WHAT THIS TASK INVOLVES: What's needed is the listing below, repeated word for word with no pictures.
========
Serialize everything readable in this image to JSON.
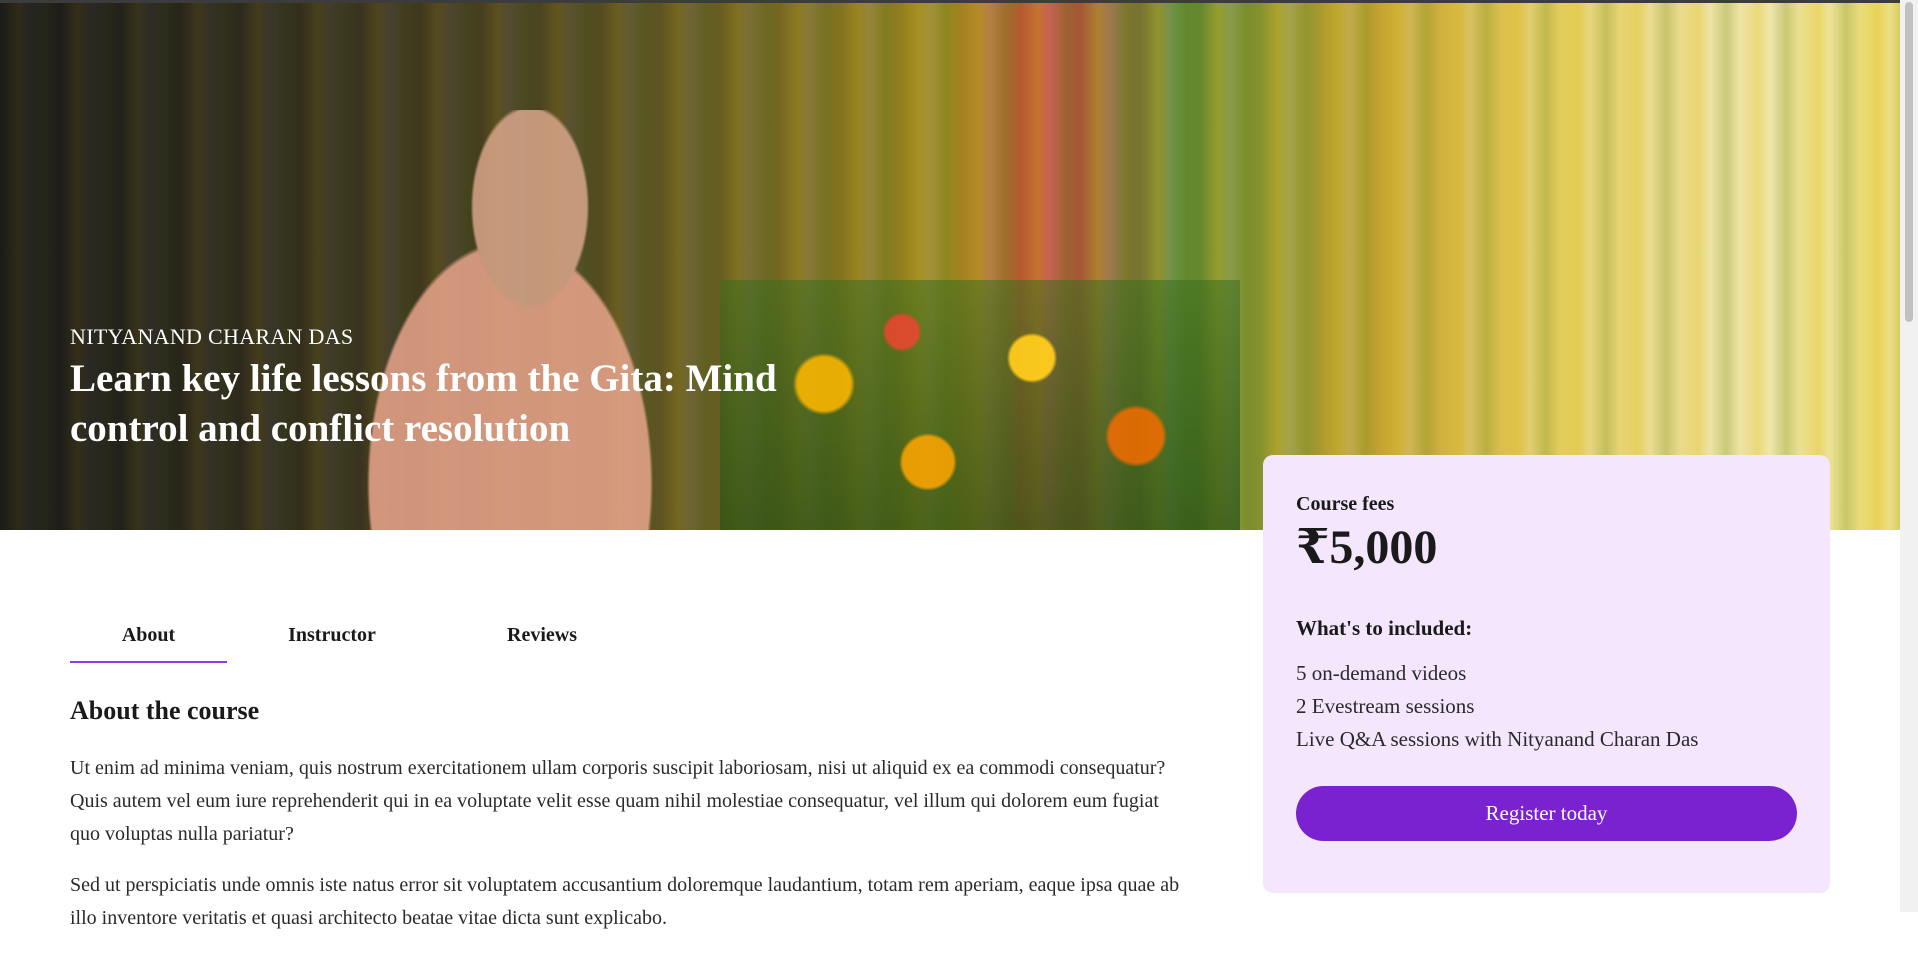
{
  "hero": {
    "author": "NITYANAND CHARAN DAS",
    "title": "Learn key life lessons from the Gita: Mind control and conflict resolution"
  },
  "tabs": [
    {
      "label": "About",
      "active": true
    },
    {
      "label": "Instructor",
      "active": false
    },
    {
      "label": "Reviews",
      "active": false
    }
  ],
  "about": {
    "heading": "About the course",
    "paragraphs": [
      "Ut enim ad minima veniam, quis nostrum exercitationem ullam corporis suscipit laboriosam, nisi ut aliquid ex ea commodi consequatur? Quis autem vel eum iure reprehenderit qui in ea voluptate velit esse quam nihil molestiae consequatur, vel illum qui dolorem eum fugiat quo voluptas nulla pariatur?",
      "Sed ut perspiciatis unde omnis iste natus error sit voluptatem accusantium doloremque laudantium, totam rem aperiam, eaque ipsa quae ab illo inventore veritatis et quasi architecto beatae vitae dicta sunt explicabo."
    ]
  },
  "fees": {
    "label": "Course fees",
    "price": "₹5,000",
    "included_title": "What's to included:",
    "included": [
      "5 on-demand videos",
      "2 Evestream sessions",
      "Live Q&A sessions with Nityanand Charan Das"
    ],
    "register_label": "Register today"
  },
  "colors": {
    "accent": "#7b22d0",
    "card_bg": "#f3e6fd",
    "tab_underline": "#8a3fe0"
  }
}
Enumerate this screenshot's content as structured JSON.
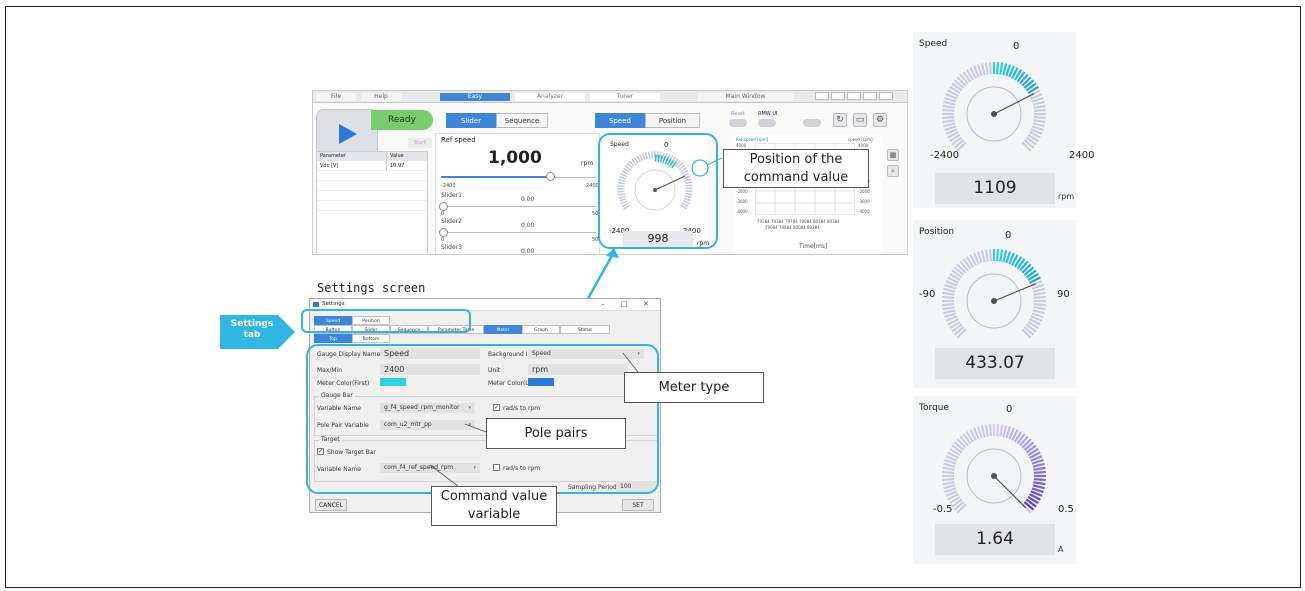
{
  "app": {
    "menu": {
      "file": "File",
      "help": "Help",
      "modes": [
        "Easy",
        "Analyzer",
        "Tuner"
      ],
      "active_mode": "Easy",
      "main_window": "Main Window"
    },
    "status": "Ready",
    "start_label": "Start",
    "param_table": {
      "headers": [
        "Parameter",
        "Value"
      ],
      "rows": [
        [
          "Vdc [V]",
          "10.97"
        ]
      ]
    },
    "mode_tabs": [
      "Slider",
      "Sequence"
    ],
    "control_tabs": [
      "Speed",
      "Position"
    ],
    "toggles": {
      "reset": "Reset",
      "rmw_ui": "RMW UI"
    },
    "ref_speed": {
      "label": "Ref speed",
      "value": "1,000",
      "unit": "rpm",
      "min": "-2400",
      "max": "2400",
      "sliders": [
        {
          "name": "Slider1",
          "value": "0.00",
          "min": "0",
          "max": "50"
        },
        {
          "name": "Slider2",
          "value": "0.00",
          "min": "0",
          "max": "50"
        },
        {
          "name": "Slider3",
          "value": "0.00"
        }
      ]
    },
    "mini_gauge": {
      "title": "Speed",
      "zero": "0",
      "min": "-2400",
      "max": "2400",
      "value": "998",
      "unit": "rpm"
    },
    "graph": {
      "legend_left": "Ref speed [rpm]",
      "legend_right": "speed [rpm]",
      "y_left": [
        "4000",
        "3000",
        "-1000",
        "-2000",
        "-3000",
        "-4000"
      ],
      "y_right": [
        "4000",
        "3000",
        "-1000",
        "-2000",
        "-3000",
        "-4000"
      ],
      "x_row1": "79284   79384   79784   79984   80184   80384",
      "x_row2": "79684   79884   80084   80284",
      "x_label": "Time[ms]"
    }
  },
  "callouts": {
    "command_position": "Position of the command value",
    "settings_screen": "Settings screen",
    "settings_tab": "Settings tab",
    "meter_type": "Meter type",
    "pole_pairs": "Pole pairs",
    "command_variable": "Command value variable"
  },
  "settings": {
    "title": "Settings",
    "window_controls": [
      "–",
      "□",
      "✕"
    ],
    "tabs_row1": [
      "Speed",
      "Position"
    ],
    "tabs_row2": [
      "Button",
      "Slider",
      "Sequence",
      "Parameter Table",
      "Meter",
      "Graph",
      "Status"
    ],
    "tabs_row3": [
      "Top",
      "Bottom"
    ],
    "gauge_display_name_label": "Gauge Display Name",
    "gauge_display_name": "Speed",
    "background_image_label": "Background Image",
    "background_image": "Speed",
    "max_min_label": "Max/Min",
    "max_min": "2400",
    "unit_label": "Unit",
    "unit": "rpm",
    "meter_color_first_label": "Meter Color(First)",
    "meter_color_first": "#30d0e0",
    "meter_color_last_label": "Meter Color(Last)",
    "meter_color_last": "#2a7ad6",
    "gauge_bar_label": "Gauge Bar",
    "variable_name_label": "Variable Name",
    "gauge_variable": "g_f4_speed_rpm_monitor",
    "rad_to_rpm": "rad/s to rpm",
    "pole_pair_label": "Pole Pair Variable",
    "pole_pair_variable": "com_u2_mtr_pp",
    "target_label": "Target",
    "show_target_bar": "Show Target Bar",
    "target_variable_label": "Variable Name",
    "target_variable": "com_f4_ref_speed_rpm",
    "sampling_label": "Sampling Period",
    "sampling_value": "100",
    "cancel": "CANCEL",
    "set": "SET"
  },
  "gauges": [
    {
      "title": "Speed",
      "zero": "0",
      "min": "-2400",
      "max": "2400",
      "value": "1109",
      "unit": "rpm",
      "fill_fraction": 0.23,
      "color_start": "#30d0e0",
      "color_end": "#2a9fd6"
    },
    {
      "title": "Position",
      "zero": "0",
      "min": "-90",
      "max": "90",
      "value": "433.07",
      "unit": "",
      "fill_fraction": 0.25,
      "color_start": "#30d0e0",
      "color_end": "#2a9fd6"
    },
    {
      "title": "Torque",
      "zero": "0",
      "min": "-0.5",
      "max": "0.5",
      "value": "1.64",
      "unit": "A",
      "fill_fraction": 0.5,
      "color_start": "#d9cff5",
      "color_end": "#5a3fc8"
    }
  ]
}
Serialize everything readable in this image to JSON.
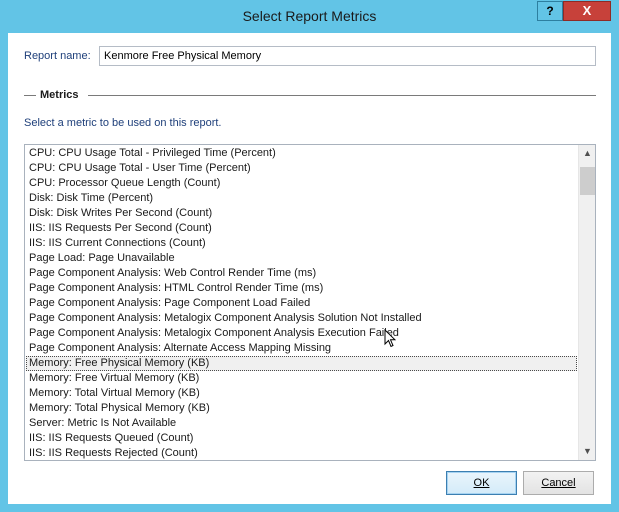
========
SOLVED PROBLEM:
Serialize everything readable in this image to JSON.
{
  "hero": {
    "author": "NITYANAND CHARAN DAS",
    "title": "Learn key life lessons from the Gita: Mind control and conflict resolution"
  },
  "tabs": [
    {
      "label": "About",
      "active": true
    },
    {
      "label": "Instructor",
      "active": false
    },
    {
      "label": "Reviews",
      "active": false
    }
  ],
  "about": {
    "heading": "About the course",
    "paragraphs": [
      "Ut enim ad minima veniam, quis nostrum exercitationem ullam corporis suscipit laboriosam, nisi ut aliquid ex ea commodi consequatur? Quis autem vel eum iure reprehenderit qui in ea voluptate velit esse quam nihil molestiae consequatur, vel illum qui dolorem eum fugiat quo voluptas nulla pariatur?",
      "Sed ut perspiciatis unde omnis iste natus error sit voluptatem accusantium doloremque laudantium, totam rem aperiam, eaque ipsa quae ab illo inventore veritatis et quasi architecto beatae vitae dicta sunt explicabo."
    ]
  },
  "fees": {
    "label": "Course fees",
    "price": "₹5,000",
    "included_title": "What's to included:",
    "included": [
      "5 on-demand videos",
      "2 Evestream sessions",
      "Live Q&A sessions with Nityanand Charan Das"
    ],
    "register_label": "Register today"
  },
  "colors": {
    "accent": "#7b22d0",
    "card_bg": "#f3e6fd",
    "tab_underline": "#8a3fe0"
  }
}
Enumerate this screenshot's content as structured JSON.
{
  "app": {
    "menu": {
      "file": "File",
      "help": "Help",
      "modes": [
        "Easy",
        "Analyzer",
        "Tuner"
      ],
      "active_mode": "Easy",
      "main_window": "Main Window"
    },
    "status": "Ready",
    "start_label": "Start",
    "param_table": {
      "headers": [
        "Parameter",
        "Value"
      ],
      "rows": [
        [
          "Vdc [V]",
          "10.97"
        ]
      ]
    },
    "mode_tabs": [
      "Slider",
      "Sequence"
    ],
    "control_tabs": [
      "Speed",
      "Position"
    ],
    "toggles": {
      "reset": "Reset",
      "rmw_ui": "RMW UI"
    },
    "ref_speed": {
      "label": "Ref speed",
      "value": "1,000",
      "unit": "rpm",
      "min": "-2400",
      "max": "2400",
      "sliders": [
        {
          "name": "Slider1",
          "value": "0.00",
          "min": "0",
          "max": "50"
        },
        {
          "name": "Slider2",
          "value": "0.00",
          "min": "0",
          "max": "50"
        },
        {
          "name": "Slider3",
          "value": "0.00"
        }
      ]
    },
    "mini_gauge": {
      "title": "Speed",
      "zero": "0",
      "min": "-2400",
      "max": "2400",
      "value": "998",
      "unit": "rpm"
    },
    "graph": {
      "legend_left": "Ref speed [rpm]",
      "legend_right": "speed [rpm]",
      "y_left": [
        "4000",
        "3000",
        "-1000",
        "-2000",
        "-3000",
        "-4000"
      ],
      "y_right": [
        "4000",
        "3000",
        "-1000",
        "-2000",
        "-3000",
        "-4000"
      ],
      "x_row1": "79284   79384   79784   79984   80184   80384",
      "x_row2": "79684   79884   80084   80284",
      "x_label": "Time[ms]"
    }
  },
  "callouts": {
    "command_position": "Position of the command value",
    "settings_screen": "Settings screen",
    "settings_tab": "Settings tab",
    "meter_type": "Meter type",
    "pole_pairs": "Pole pairs",
    "command_variable": "Command value variable"
  },
  "settings": {
    "title": "Settings",
    "window_controls": [
      "–",
      "□",
      "✕"
    ],
    "tabs_row1": [
      "Speed",
      "Position"
    ],
    "tabs_row2": [
      "Button",
      "Slider",
      "Sequence",
      "Parameter Table",
      "Meter",
      "Graph",
      "Status"
    ],
    "tabs_row3": [
      "Top",
      "Bottom"
    ],
    "gauge_display_name_label": "Gauge Display Name",
    "gauge_display_name": "Speed",
    "background_image_label": "Background Image",
    "background_image": "Speed",
    "max_min_label": "Max/Min",
    "max_min": "2400",
    "unit_label": "Unit",
    "unit": "rpm",
    "meter_color_first_label": "Meter Color(First)",
    "meter_color_first": "#30d0e0",
    "meter_color_last_label": "Meter Color(Last)",
    "meter_color_last": "#2a7ad6",
    "gauge_bar_label": "Gauge Bar",
    "variable_name_label": "Variable Name",
    "gauge_variable": "g_f4_speed_rpm_monitor",
    "rad_to_rpm": "rad/s to rpm",
    "pole_pair_label": "Pole Pair Variable",
    "pole_pair_variable": "com_u2_mtr_pp",
    "target_label": "Target",
    "show_target_bar": "Show Target Bar",
    "target_variable_label": "Variable Name",
    "target_variable": "com_f4_ref_speed_rpm",
    "sampling_label": "Sampling Period",
    "sampling_value": "100",
    "cancel": "CANCEL",
    "set": "SET"
  },
  "gauges": [
    {
      "title": "Speed",
      "zero": "0",
      "min": "-2400",
      "max": "2400",
      "value": "1109",
      "unit": "rpm",
      "fill_fraction": 0.23,
      "color_start": "#30d0e0",
      "color_end": "#2a9fd6"
    },
    {
      "title": "Position",
      "zero": "0",
      "min": "-90",
      "max": "90",
      "value": "433.07",
      "unit": "",
      "fill_fraction": 0.25,
      "color_start": "#30d0e0",
      "color_end": "#2a9fd6"
    },
    {
      "title": "Torque",
      "zero": "0",
      "min": "-0.5",
      "max": "0.5",
      "value": "1.64",
      "unit": "A",
      "fill_fraction": 0.5,
      "color_start": "#d9cff5",
      "color_end": "#5a3fc8"
    }
  ]
}
Serialize everything readable in this image to JSON.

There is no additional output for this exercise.